For this reason, Islamic banks--particularly investment banks--had a much greater exposure to this real estate bubble than they did to the U.S. bubble. Like conventional banks, they had extended credit to real estate developments (either directly or through "private equity" transactions) with the expectation that prices could keep risisng. When they stopped rising and began their precipitous fall, the investment banks shrivelled. With the real estate bubble gone, many of these investment banks and particularly the ones with a focus mostly on real-estate driven "private equity" have struggled to find a way to generate revenue.
Now, without a property bubble to generate investment activity locally and with the spigots opening anew with rising oil and natural gas prices, the capital is accumulating and it needs a home. The Islamic financial institutions (like conventional banks) are returning to growth slower than the flow of funds, so there is a greater and greater share that will need to be invested internationally. Thus, the countries, companies and fund managers internationally have returned to make a 'pitch' to the GCC to invest the funds in banks in Indonesia, regional governments in Russia and private equity funds in the United States (among others).
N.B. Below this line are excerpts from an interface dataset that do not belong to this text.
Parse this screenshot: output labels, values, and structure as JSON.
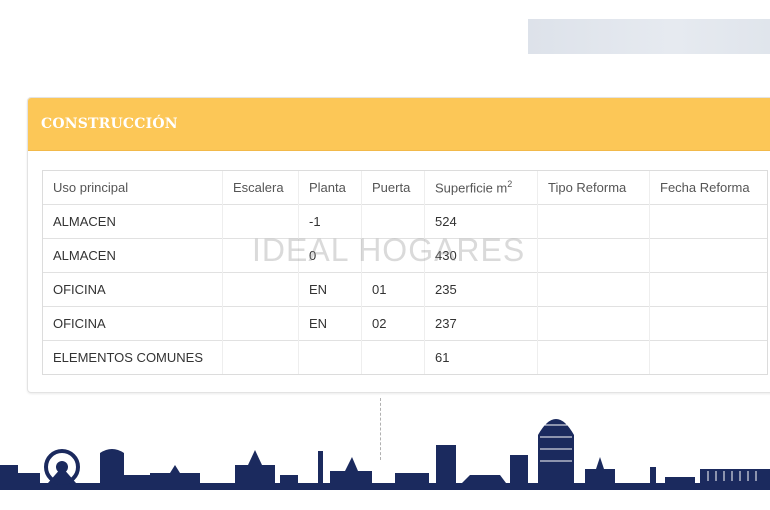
{
  "section": {
    "title": "CONSTRUCCIÓN"
  },
  "table": {
    "headers": {
      "uso": "Uso principal",
      "escalera": "Escalera",
      "planta": "Planta",
      "puerta": "Puerta",
      "superficie": "Superficie m",
      "superficie_sup": "2",
      "tipo": "Tipo Reforma",
      "fecha": "Fecha Reforma"
    },
    "rows": [
      {
        "uso": "ALMACEN",
        "escalera": "",
        "planta": "-1",
        "puerta": "",
        "superficie": "524",
        "tipo": "",
        "fecha": ""
      },
      {
        "uso": "ALMACEN",
        "escalera": "",
        "planta": "0",
        "puerta": "",
        "superficie": "430",
        "tipo": "",
        "fecha": ""
      },
      {
        "uso": "OFICINA",
        "escalera": "",
        "planta": "EN",
        "puerta": "01",
        "superficie": "235",
        "tipo": "",
        "fecha": ""
      },
      {
        "uso": "OFICINA",
        "escalera": "",
        "planta": "EN",
        "puerta": "02",
        "superficie": "237",
        "tipo": "",
        "fecha": ""
      },
      {
        "uso": "ELEMENTOS COMUNES",
        "escalera": "",
        "planta": "",
        "puerta": "",
        "superficie": "61",
        "tipo": "",
        "fecha": ""
      }
    ]
  },
  "watermark": "IDEAL HOGARES",
  "colors": {
    "header_bg": "#fcc757",
    "skyline": "#1b2a5e"
  }
}
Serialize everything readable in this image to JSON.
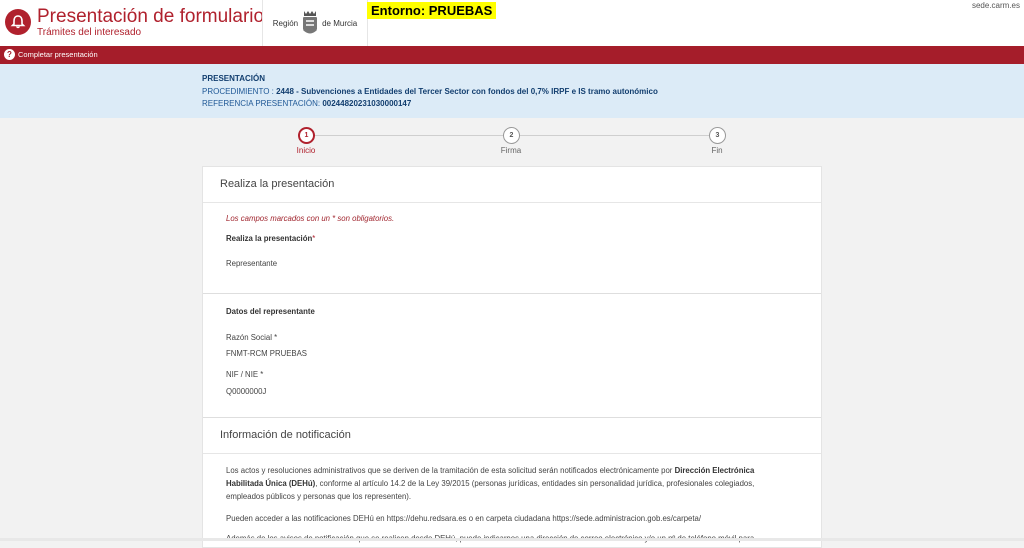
{
  "header": {
    "title": "Presentación de formulario",
    "subtitle": "Trámites del interesado",
    "region_logo": {
      "left": "Región",
      "right": "de Murcia"
    },
    "environment_badge": "Entorno: PRUEBAS",
    "site_host": "sede.carm.es",
    "brand_color": "#b0212d"
  },
  "nav_bar": {
    "help_icon": "?",
    "link": "Completar presentación"
  },
  "info": {
    "heading": "PRESENTACIÓN",
    "procedure_label": "PROCEDIMIENTO :",
    "procedure_value": "2448 - Subvenciones a Entidades del Tercer Sector con fondos del 0,7% IRPF e IS tramo autonómico",
    "reference_label": "REFERENCIA PRESENTACIÓN:",
    "reference_value": "00244820231030000147"
  },
  "steps": [
    {
      "number": "1",
      "label": "Inicio",
      "active": true
    },
    {
      "number": "2",
      "label": "Firma",
      "active": false
    },
    {
      "number": "3",
      "label": "Fin",
      "active": false
    }
  ],
  "presentation_section": {
    "title": "Realiza la presentación",
    "required_note": "Los campos marcados con un * son obligatorios.",
    "field_label": "Realiza la presentación",
    "field_required_mark": "*",
    "field_value": "Representante"
  },
  "representative_section": {
    "title": "Datos del representante",
    "company_label": "Razón Social *",
    "company_value": "FNMT-RCM PRUEBAS",
    "nif_label": "NIF / NIE *",
    "nif_value": "Q0000000J"
  },
  "notification_section": {
    "title": "Información de notificación",
    "paragraph1_before": "Los actos y resoluciones administrativos que se deriven de la tramitación de esta solicitud serán notificados electrónicamente por ",
    "paragraph1_bold": "Dirección Electrónica Habilitada Única (DEHú)",
    "paragraph1_after": ", conforme al artículo 14.2 de la Ley 39/2015 (personas jurídicas, entidades sin personalidad jurídica, profesionales colegiados, empleados públicos y personas que los representen).",
    "paragraph2": "Pueden acceder a las notificaciones DEHú en https://dehu.redsara.es o en carpeta ciudadana https://sede.administracion.gob.es/carpeta/",
    "paragraph3": "Además de los avisos de notificación que se realicen desde DEHú, puede indicarnos una dirección de correo electrónico y/o un nº de teléfono móvil para"
  }
}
The downside to the GCC if this persists and nothing more sustainable is developed post-real estate bubble is that the funds will not benefit the local economies as much as they could if found a home developing non-energy-related industries locally. So, while much of the capital from the energy resources is being invested internationally, there should be a continued focus on greating local industries--particularly new small businesses--that will be able to absorb some of the capital and create a relatively larger impact in terms of employment than large, capital-intensive businesses like downstream energy business or financial services.